"A book of poignant and affecting beauty. Readers are presented with characters who are losing their innocence in lockstep with the changing nation they inhabit, and the end result is a book that provides great insight into both who we are and how we got this way. A remarkable achievement.” —Skip Horack, author of The Eden Hunter

"Our Secret Life in the Movies deftly weaves together the art of film and the art of fiction to create a literary-cinematic adventure that is hauntingly beautiful, dreamily inventive, and thrillingly original. These stories—fleet, striking, funny, moving—give us a vivid portrait of America in the 1980s and add up to a larger story about the myriad ways movies shape, embolden, and connect us."—Maud Casey, author of The Man Who Walked Away

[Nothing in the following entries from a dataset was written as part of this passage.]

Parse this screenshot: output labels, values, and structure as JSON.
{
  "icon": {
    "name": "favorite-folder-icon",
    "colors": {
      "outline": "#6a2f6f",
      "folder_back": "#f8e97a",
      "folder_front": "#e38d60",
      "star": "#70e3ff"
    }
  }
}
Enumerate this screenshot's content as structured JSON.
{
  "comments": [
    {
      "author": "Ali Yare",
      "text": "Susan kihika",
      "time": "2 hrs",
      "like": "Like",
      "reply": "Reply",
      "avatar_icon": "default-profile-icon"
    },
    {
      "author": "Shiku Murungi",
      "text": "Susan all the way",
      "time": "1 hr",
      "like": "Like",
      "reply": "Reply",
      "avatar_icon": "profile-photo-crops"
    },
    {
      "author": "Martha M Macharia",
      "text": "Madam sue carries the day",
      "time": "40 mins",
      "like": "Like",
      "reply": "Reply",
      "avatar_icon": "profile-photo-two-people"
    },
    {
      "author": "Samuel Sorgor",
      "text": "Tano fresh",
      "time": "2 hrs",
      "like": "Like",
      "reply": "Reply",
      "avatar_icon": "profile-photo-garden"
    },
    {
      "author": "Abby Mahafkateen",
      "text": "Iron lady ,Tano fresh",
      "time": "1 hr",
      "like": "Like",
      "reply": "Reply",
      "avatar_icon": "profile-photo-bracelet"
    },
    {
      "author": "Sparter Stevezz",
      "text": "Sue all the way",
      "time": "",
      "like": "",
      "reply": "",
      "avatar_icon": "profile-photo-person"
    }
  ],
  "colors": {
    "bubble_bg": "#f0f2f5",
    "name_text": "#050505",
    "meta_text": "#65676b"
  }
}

ABOUT THE AUTHORS
Michael McGriff's books include Home Burial, a New York Times Book Review Editors' Choice selection; Dismantling the Hills; a translation of Tomas Tranströmer’s The Sorrow Gondola; and an edition of David Wevill’s essential writing, To Build My Shadow a Fire. He is a former Stegner Fellow and Jones Lecturer at Stanford University, and his work has been recognized with a Lannan Literary Fellowship and a grant from the National Endowment for the Arts.

J. M. Tyree is the author of BFI Film Classics: Salesman, and the coauthor, with Ben Walters, of BFI Film Classics: The Big Lebowski, from the British Film Institute. His writing on cinema has been published in Sight & Sound, The Believer, and Film Quarterly. A former Truman Capote–Wallace Stegner Fellow in Fiction at Stanford University, he currently works as an associate editor of New England Review.